• Task details:
In the records that follow, how many lines contain the word "text"? Give only that figure.

• Records shown:
^^^^^^^^

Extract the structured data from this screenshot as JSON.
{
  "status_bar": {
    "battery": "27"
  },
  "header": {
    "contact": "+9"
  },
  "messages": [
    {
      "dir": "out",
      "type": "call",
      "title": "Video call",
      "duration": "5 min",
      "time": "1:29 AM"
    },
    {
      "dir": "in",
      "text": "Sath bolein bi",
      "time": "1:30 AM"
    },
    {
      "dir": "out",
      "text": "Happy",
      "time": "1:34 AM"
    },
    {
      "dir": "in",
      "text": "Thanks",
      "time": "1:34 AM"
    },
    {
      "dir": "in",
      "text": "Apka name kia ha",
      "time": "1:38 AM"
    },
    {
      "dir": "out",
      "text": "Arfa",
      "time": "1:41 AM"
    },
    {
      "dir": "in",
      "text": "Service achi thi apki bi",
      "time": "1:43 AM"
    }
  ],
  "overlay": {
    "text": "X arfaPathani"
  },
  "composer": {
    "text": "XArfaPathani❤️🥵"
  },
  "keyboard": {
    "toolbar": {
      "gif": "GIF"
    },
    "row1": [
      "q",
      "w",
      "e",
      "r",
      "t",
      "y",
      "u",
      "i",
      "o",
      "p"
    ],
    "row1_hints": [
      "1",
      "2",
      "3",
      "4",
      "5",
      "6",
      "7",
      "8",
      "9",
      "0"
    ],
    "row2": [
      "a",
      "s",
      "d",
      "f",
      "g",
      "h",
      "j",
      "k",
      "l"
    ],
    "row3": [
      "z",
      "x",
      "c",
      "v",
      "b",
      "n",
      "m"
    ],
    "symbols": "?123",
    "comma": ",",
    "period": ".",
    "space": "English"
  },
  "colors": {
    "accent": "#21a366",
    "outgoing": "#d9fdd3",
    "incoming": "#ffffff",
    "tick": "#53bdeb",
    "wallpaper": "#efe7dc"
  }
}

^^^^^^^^

• Finished task:
8